Thu, 05/10/2018

When it comes to Business Intelligence and Analytics, people tend to think about big data, artificial intelligence, and data mining. This “silver bullet thinking” tends to be driven by much of the hype out there. The challenge is that none of it works without two key requirements:

  1. The data are accurate, reliable, complete and consistent with the proper relationships.
  2. The definitions for the data types, groups, cohorts, metrics, and benchmarks are clear and easily available throughout the organization – ideally in context of the associated dashboards, scorecards and reports.

PwC, in their “Top health industry issues of 2018” report, calls out that “An AI tool is only as good as the data it uses for decision-making. Companies should invest in finding, acquiring and creating good data, standardizing it and checking it for errors.”

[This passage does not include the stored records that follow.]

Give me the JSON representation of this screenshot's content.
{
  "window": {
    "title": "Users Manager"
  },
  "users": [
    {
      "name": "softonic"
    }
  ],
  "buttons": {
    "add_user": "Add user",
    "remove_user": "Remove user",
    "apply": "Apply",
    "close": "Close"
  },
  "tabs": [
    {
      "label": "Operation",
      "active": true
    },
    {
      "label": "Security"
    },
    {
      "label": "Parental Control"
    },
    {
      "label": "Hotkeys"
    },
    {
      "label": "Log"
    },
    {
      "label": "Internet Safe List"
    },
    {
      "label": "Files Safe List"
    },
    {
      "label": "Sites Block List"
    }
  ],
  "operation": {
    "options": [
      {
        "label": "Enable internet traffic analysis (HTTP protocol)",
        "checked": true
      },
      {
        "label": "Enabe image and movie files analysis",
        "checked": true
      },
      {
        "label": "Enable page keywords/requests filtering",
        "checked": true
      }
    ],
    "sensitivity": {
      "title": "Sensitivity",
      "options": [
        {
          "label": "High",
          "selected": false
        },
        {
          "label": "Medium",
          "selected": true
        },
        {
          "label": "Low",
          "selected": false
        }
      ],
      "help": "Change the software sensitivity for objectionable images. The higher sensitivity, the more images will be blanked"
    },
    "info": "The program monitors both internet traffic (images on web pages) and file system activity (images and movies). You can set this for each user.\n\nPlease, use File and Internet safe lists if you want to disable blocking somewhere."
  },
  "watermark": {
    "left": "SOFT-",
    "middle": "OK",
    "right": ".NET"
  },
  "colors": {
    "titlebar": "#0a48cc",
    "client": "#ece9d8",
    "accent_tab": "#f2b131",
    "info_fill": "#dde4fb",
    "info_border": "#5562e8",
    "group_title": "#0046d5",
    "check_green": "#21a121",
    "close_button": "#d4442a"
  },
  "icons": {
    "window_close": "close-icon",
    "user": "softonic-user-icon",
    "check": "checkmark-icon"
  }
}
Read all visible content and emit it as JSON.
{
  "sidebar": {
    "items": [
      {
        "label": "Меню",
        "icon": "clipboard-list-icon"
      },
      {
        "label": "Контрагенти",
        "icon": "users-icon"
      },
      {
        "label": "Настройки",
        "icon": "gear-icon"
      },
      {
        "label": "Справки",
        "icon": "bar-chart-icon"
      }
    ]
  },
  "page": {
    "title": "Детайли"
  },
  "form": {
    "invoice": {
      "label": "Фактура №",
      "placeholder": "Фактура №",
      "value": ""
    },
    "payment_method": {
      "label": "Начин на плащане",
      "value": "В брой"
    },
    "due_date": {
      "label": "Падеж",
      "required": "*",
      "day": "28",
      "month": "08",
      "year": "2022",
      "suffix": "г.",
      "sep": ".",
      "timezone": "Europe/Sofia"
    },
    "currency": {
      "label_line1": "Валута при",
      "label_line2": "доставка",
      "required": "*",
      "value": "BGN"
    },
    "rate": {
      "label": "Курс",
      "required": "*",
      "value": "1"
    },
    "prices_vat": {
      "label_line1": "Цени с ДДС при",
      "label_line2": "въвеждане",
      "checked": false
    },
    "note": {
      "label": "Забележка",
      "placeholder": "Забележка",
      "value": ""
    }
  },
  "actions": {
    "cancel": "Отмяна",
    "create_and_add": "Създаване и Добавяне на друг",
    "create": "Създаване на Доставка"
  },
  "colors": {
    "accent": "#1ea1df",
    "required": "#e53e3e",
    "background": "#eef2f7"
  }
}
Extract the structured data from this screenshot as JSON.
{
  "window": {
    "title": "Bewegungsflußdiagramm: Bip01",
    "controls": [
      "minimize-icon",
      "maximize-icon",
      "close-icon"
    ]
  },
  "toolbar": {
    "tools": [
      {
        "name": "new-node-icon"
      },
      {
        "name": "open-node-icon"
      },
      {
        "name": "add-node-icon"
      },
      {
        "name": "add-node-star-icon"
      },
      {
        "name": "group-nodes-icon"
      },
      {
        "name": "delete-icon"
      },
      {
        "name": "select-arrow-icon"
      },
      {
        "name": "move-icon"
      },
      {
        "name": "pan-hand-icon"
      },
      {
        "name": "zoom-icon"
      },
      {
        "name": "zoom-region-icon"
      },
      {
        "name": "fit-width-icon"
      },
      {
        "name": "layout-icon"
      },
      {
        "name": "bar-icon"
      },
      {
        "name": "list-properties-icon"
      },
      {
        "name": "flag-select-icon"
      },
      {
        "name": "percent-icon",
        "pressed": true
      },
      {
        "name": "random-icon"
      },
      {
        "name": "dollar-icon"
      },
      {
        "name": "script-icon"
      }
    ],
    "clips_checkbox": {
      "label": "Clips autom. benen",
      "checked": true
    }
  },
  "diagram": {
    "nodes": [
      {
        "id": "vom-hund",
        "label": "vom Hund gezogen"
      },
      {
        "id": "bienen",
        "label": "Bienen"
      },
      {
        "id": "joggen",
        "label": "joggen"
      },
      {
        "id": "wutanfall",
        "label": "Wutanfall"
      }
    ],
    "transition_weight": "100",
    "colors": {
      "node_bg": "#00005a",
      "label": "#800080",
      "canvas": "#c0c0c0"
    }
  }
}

Many healthcare organizations have a master patient/member index.  However, most do not have a practitioner master file or a single source or list of all of their physicians. Many a brave soul has had the experience of showing attributed data to a physician only to have it quickly picked apart.  Most physicians not only have great memories, but also have over a decade of formal training as scientists. Can healthcare organizations make decisions and changes without the support of our physicians and other clinical staff?

Almost all of us had the experience of being in a meeting where people have two or more answers to the same question, based on different, or even the same data.  If we want to become a data driven industry, isn’t it important that our data be correctly matched, merged, cleansed and mastered?

To find out, I’m leveraging my 20 years of experience working in large hospital systems and dozens of collaborative opportunities from HIMSS and HDAA in a 5 part blog series, which will cover:

  1. Analytics beyond the EHR
  2. Real life illustrations that define healthcare’s unique data challenges
  3. Data Governance – how to start, organize and build to sustain
  4. Leveraging governance to prioritize clinical and business objectives
  5. Enabling Technology – when to buy and when to build

Watch this space to find out more.